If you receive a call from an informant advising of two prowlers entering the backyard of a residence, followed by the sound of breaking glass and all you put out is a "suspicious person" call with none of that additional information do you think I might be frustrated upon my arrival to find a window-smash burglary, two suspects running, and no backup unit in sight?
On crime or possible crime calls such as domestics, always ask if there are weapons involved. If the person lies to you, shame on them. If they don't answer one way or the other because you failed to ask, shame on you.
The night that Arlington, Texas, police officer Jillian Michelle Smith was killed in 2010, a dispatcher failed to let officers know that Smith hadn't communicated with her in 15-minutes, as well as withheld information of a call advising that there'd been shots fired at the location and an officer was down. She sent the responding officers into an extremely dangerous situation that could have resulted in their being killed, as well.
5. I Have My Hands Full
Yes, I know that I have the means for running serialized property myself, and I apologize in advance if my lack of opportunity to do so places momentary constraints on you. But often it isn't laziness dictating the request but officer safety. I might have two digits worth of gang members detained and only so many handcuffs to go around and so much room in my backseat in which to detain them. My request is often made in prudence to their presence or the presence of others who might seek to exploit my attentions being committed elsewhere. Hopefully, you are in a much more comfortable position across the board to do this on my behalf.
6. Pay Attention to Your Work
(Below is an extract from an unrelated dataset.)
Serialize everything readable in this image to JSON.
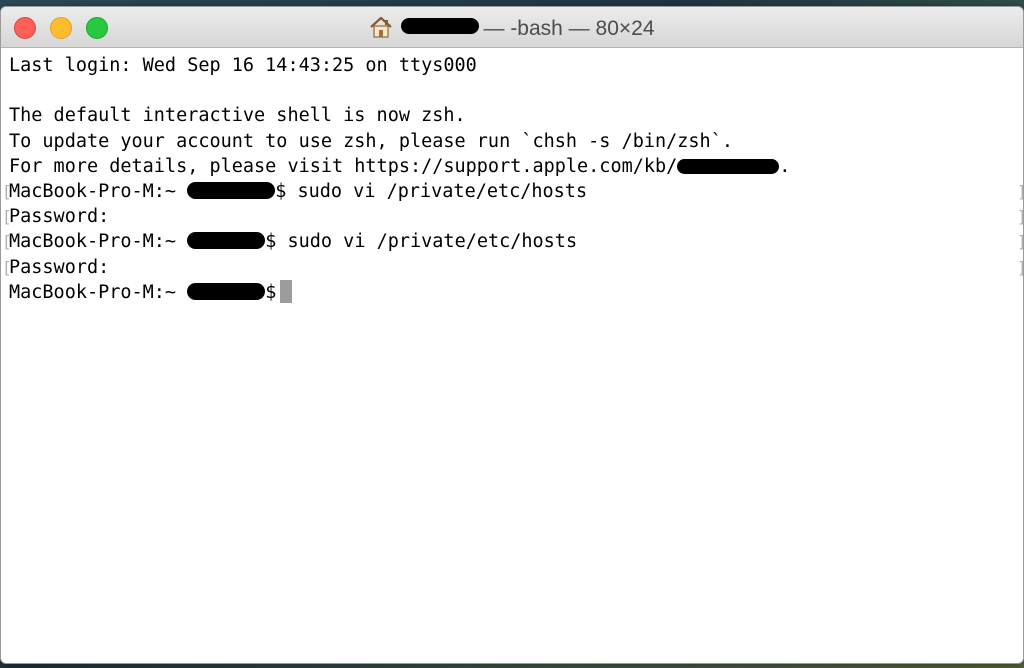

The little outfits that you sew to put on those little bears and piggies are undeniably cute, but they are not part of your job description. Yes, you will have your down time. Appreciate it as such. But don't resent its disruption or my asking you to do something pertinent to our respective responsibilities. If we work together, you can return to the basket weaving with a clear conscience later. And I might even be able to get home to my family.
7. Prioritize Your Calls
Remember that your phone line has a "hold" button. This affords you the means to place less important calls on the backburner while you attend to more pressing concerns. Of course, it’s nice when you can remember to get back to calls that you have put on hold as well.
8. Be Consistent in Your Humor
If you don't like particular types of jokes, don't barter in them. Nothing is more aggravating than having the game rules switched mid-play and it can sour our working relationship thereafter.
9. We Hear What's Said About Us
Unless you are the one actually dispatching and have the opportunity to key and unkey the mic at will, we can hear you in the background. And since there are two sides to every story, you can bet that the Type A personalities among us will be sure to communicate our side at a more convenient time, should we feel it necessary. If push comes to shove, as in a hostile work environment allegation, a review of recorded radio transmissions may well come into play.
10. Tell Me If I Offend You
Maybe I have rubbed you wrong. It might be my personality, my tone of voice, or my occasionally curt nature. If I have done something to offend you, please bring it to my attention first. If your position has merit, I will try to adjust my conduct toward you. Should I fail to do so, I can hardly blame your taking the matter up elsewhere. But please remember, it may simply be a matter of responding in kind, on my part.